Auctions Aren’t Best for Abandoned Buildings

August 3, 2015 Updated: August 2, 2015

To help distressed cities recover, managed sales programs are a better way to sell abandoned properties than are auctions, a new study says.

Managed sales through land banks or city planning departments can lead to more owner-occupied homes, additions of side lots to homes and businesses, and less property flipping, says Margaret Dewar, professor of urban and regional planning at the University of Michigan.

Population loss and employment decline in many cities nationwide have led to thousands of abandoned properties. As a result, owners stop paying property taxes, which sends the property into foreclosure. The governments then sell tax liens or sell the property at auction, depending on state law.

“The objectives of the sales are to recoup at least some of the lost municipal revenue quickly and to move property back into private ownership,” Dewar says.

But this system is not the best approach to assure that abandoned property returns to productive use that yields future tax revenues, she says.

No Tours for Buyers

Dewar studied the reuse of tax-foreclosed properties in Flint, Michigan, and Detroit. The method of sale of these properties has ramifications for future use.

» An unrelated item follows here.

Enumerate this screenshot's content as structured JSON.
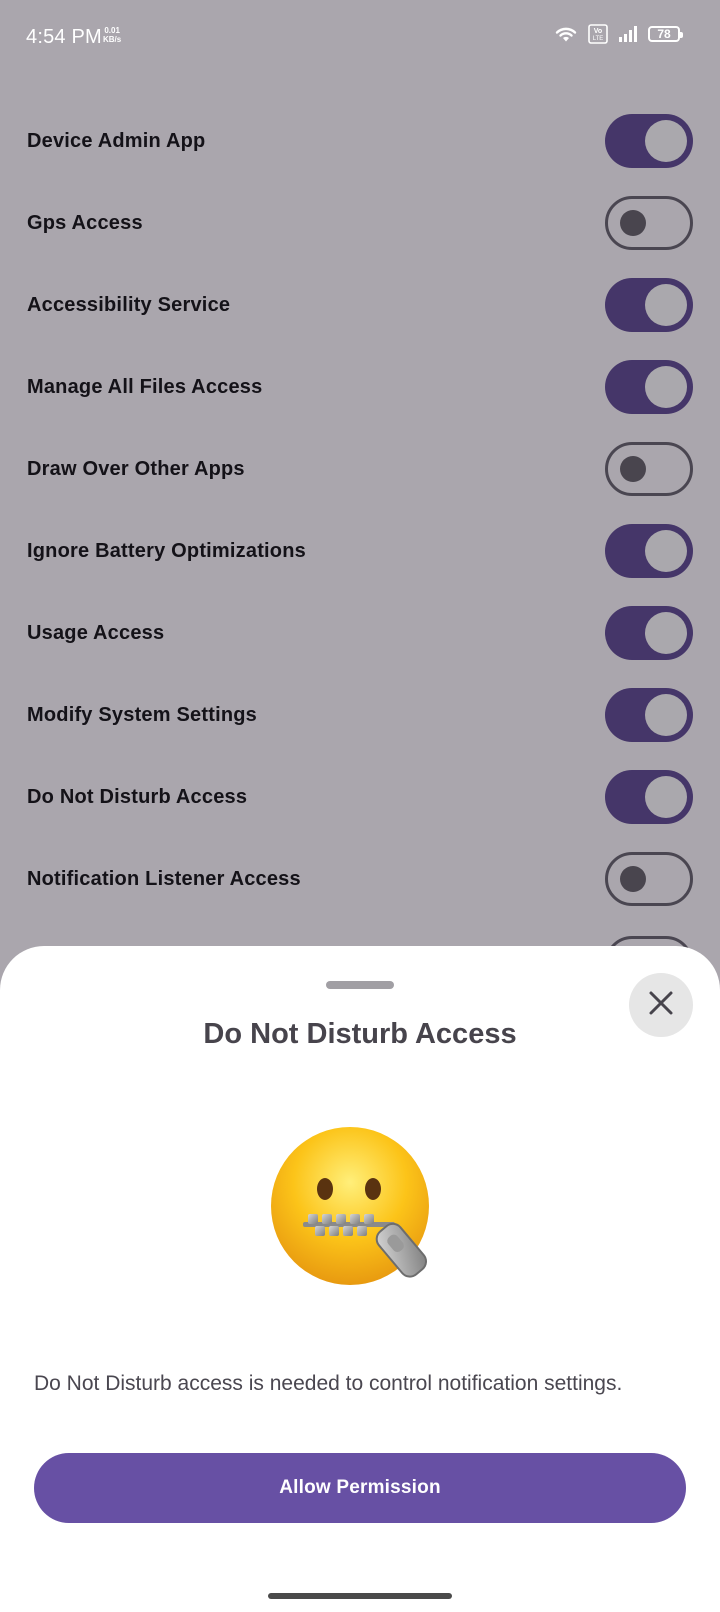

A county government in Michigan has to offer tax-foreclosed property at auctions.

“This allows governments to receive immediate revenue if the property sells, but this strategy has promoted prolonged disinvestment,” she says. “Auctions have not allowed prospective bidders to inspect properties.”

Purchasers usually have had to deliver full payment within 24 hours. Dewar says those individuals with the financial means to accept these conditions have often flipped properties, extracted payment from people who had intended to use the properties, or rented houses without making improvements until the county again took the property for failure to pay taxes.

Fewer Vacant Lots

In contrast, managed sales aim to assure lasting reuse. Dewar saw how city department staffs scrutinized prospective owners and their plans for reuse. In addition, interested purchasers had an opportunity to inspect the property, remove any liens against the title, and arrange financing.

Managed sales also were associated with much better property conditions than were auctions. A smaller share of properties sold through managed sales remained vacant lots, Dewar says. Fewer properties returned to tax foreclosure or experienced speculative flipping.

Officials can improve outcomes by alerting the public about properties to be auctioned, she says. This would also include holding open houses for prospective buyers to examine the properties.

“Auctions could allow more time for a purchaser to find funds to pay for property and clear title,” Dewar says.

In addition, public officials could reduce the share of foreclosed properties sold at auctions by advocating for changes in state law, she says.

The findings appear in the current issue of the Journal of Planning Education and Research.

Source: University of Michigan